ABOUT PEACE PARK
In 1986 Montreal became a nuclear free zone. In the city’s commitment to nuclear disarmament and global peace Peace Park was built in 1994.
The announcement to build Peace Park came during the Jean Doré administration. He announced in 1989 that he would build a place of peace in remembrance of the tragedies of nuclear warfare, located on Saint-Laurent Boulevard in front of the Monument-National and the Montreal Pool Room.
Robert Desjardins designed the park. It’s construction started in April of 1994 and it was inaugurated on November 20th the same year. Peace Park won the Association des architectes payagistes du Quebec (AAPQ) Citation Nationale Grand Prize of Excellence.
Skateboarders and street life quickly found it’s into the park. By 2001 Peace Park became an international know skate spot.
In 2013 Peace Park a documentary film by David Boots co-written by Jessica McIntyre played in the park as the closing presentation for Cinéma, DJ, et chef invite as the For the People Premier. The premier consisted of a skateboard contest, free food, and music performances. It was the most successful event in the park to date with a 1000 people attending.

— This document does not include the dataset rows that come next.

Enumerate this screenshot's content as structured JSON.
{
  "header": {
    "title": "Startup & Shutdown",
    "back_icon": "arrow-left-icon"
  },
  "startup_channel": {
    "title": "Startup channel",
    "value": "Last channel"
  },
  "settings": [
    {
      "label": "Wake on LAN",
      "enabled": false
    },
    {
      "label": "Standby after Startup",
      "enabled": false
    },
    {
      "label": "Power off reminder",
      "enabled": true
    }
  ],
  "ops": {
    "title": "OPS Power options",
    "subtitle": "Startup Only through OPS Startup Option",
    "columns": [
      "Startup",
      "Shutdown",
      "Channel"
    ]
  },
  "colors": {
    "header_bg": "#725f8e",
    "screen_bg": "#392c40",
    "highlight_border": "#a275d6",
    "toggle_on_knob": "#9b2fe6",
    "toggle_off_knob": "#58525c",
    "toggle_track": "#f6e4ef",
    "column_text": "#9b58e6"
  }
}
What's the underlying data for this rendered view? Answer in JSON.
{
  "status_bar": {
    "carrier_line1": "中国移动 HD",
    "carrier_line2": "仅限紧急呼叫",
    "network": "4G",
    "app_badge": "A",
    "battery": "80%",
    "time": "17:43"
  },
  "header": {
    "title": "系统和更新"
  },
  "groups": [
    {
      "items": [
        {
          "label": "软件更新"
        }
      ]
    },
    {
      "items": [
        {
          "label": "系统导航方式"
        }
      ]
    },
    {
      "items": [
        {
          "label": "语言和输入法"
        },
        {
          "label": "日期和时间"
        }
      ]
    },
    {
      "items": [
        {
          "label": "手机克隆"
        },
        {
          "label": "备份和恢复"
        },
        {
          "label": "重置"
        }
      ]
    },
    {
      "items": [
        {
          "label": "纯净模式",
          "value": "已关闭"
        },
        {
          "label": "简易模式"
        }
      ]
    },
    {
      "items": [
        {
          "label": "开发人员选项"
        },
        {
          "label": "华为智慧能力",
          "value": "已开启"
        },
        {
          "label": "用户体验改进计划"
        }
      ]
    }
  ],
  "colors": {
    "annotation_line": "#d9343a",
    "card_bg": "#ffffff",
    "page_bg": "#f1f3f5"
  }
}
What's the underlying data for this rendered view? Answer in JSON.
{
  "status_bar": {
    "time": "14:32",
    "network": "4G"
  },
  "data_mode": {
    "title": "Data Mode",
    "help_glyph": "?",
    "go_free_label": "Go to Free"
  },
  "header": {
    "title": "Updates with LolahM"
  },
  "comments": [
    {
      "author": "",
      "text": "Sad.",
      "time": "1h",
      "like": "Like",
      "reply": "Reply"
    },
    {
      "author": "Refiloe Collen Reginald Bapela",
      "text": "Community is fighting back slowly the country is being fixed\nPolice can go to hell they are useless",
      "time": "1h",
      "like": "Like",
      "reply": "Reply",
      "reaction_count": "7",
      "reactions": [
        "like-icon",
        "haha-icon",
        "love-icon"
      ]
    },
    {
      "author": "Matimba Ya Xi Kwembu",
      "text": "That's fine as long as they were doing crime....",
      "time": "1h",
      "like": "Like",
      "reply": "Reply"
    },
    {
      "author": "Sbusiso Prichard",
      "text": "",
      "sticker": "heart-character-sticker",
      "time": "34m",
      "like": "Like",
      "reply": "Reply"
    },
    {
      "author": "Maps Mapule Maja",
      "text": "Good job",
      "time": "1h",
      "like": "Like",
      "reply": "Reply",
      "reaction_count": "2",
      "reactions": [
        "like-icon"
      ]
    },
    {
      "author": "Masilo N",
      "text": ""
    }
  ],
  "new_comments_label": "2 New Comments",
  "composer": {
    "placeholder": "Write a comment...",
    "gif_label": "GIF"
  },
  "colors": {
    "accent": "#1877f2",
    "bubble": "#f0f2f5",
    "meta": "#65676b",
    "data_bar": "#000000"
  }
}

In 2014 David Boots with support from the Society for Arts and Technology [SAT] approached the mayor Denis Coderre at a city council meeting in June 2014 and proposed a pilot project to legalize skateboarding in the park. The pilot project was a success and in April 2015 skateboarding in Montreal was officially legalized.
Since then to help skateboarders keep their claim to Peace Park, the SAT in collaboration with MQC has been hold weekly Skate Jams with a free BBQ every Tuesday through out the summer.
Peace Park is now in need a maintenance, so the SAT, MQC, David Boot and the renowned architectural firm Rayside La- bossière are proactively working on a proposal for the city to renovate Peace Park. If all goes well Peace park will get a face lift in 2018.